[Dataset items]
▬▬▬▬▬▬▬▬▬▬

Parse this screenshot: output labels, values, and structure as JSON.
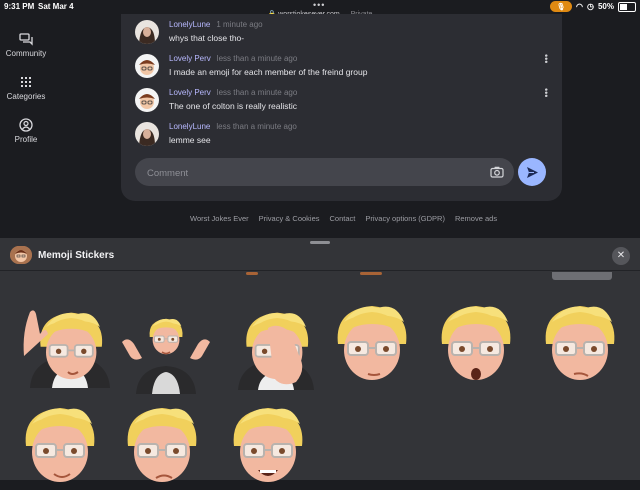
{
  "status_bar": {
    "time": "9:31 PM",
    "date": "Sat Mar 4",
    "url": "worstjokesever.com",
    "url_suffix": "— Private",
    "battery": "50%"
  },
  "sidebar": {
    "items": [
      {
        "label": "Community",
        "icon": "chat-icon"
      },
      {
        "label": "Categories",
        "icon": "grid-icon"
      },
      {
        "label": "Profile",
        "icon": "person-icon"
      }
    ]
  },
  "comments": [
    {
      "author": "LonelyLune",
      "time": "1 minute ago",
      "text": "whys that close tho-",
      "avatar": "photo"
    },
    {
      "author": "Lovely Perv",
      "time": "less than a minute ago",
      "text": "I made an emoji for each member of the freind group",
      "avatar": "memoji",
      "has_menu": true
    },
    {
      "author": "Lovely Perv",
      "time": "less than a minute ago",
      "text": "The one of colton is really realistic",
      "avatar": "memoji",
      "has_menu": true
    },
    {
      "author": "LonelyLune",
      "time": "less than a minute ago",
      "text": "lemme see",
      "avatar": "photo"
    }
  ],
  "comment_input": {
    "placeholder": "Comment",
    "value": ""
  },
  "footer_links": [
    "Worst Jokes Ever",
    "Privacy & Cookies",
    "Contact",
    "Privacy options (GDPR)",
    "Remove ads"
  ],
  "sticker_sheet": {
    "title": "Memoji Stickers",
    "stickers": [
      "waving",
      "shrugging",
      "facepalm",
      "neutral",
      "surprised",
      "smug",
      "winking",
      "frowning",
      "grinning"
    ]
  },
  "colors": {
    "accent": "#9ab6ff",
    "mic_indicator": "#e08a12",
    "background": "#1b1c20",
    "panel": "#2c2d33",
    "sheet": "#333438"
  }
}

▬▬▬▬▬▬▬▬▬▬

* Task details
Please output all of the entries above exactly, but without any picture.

* Written solution
Parse this screenshot: output labels, values, and structure as JSON.
{
  "status_bar": {
    "time": "9:31 PM",
    "date": "Sat Mar 4",
    "url": "worstjokesever.com",
    "url_suffix": "— Private",
    "battery": "50%"
  },
  "sidebar": {
    "items": [
      {
        "label": "Community",
        "icon": "chat-icon"
      },
      {
        "label": "Categories",
        "icon": "grid-icon"
      },
      {
        "label": "Profile",
        "icon": "person-icon"
      }
    ]
  },
  "comments": [
    {
      "author": "LonelyLune",
      "time": "1 minute ago",
      "text": "whys that close tho-",
      "avatar": "photo"
    },
    {
      "author": "Lovely Perv",
      "time": "less than a minute ago",
      "text": "I made an emoji for each member of the freind group",
      "avatar": "memoji",
      "has_menu": true
    },
    {
      "author": "Lovely Perv",
      "time": "less than a minute ago",
      "text": "The one of colton is really realistic",
      "avatar": "memoji",
      "has_menu": true
    },
    {
      "author": "LonelyLune",
      "time": "less than a minute ago",
      "text": "lemme see",
      "avatar": "photo"
    }
  ],
  "comment_input": {
    "placeholder": "Comment",
    "value": ""
  },
  "footer_links": [
    "Worst Jokes Ever",
    "Privacy & Cookies",
    "Contact",
    "Privacy options (GDPR)",
    "Remove ads"
  ],
  "sticker_sheet": {
    "title": "Memoji Stickers",
    "stickers": [
      "waving",
      "shrugging",
      "facepalm",
      "neutral",
      "surprised",
      "smug",
      "winking",
      "frowning",
      "grinning"
    ]
  },
  "colors": {
    "accent": "#9ab6ff",
    "mic_indicator": "#e08a12",
    "background": "#1b1c20",
    "panel": "#2c2d33",
    "sheet": "#333438"
  }
}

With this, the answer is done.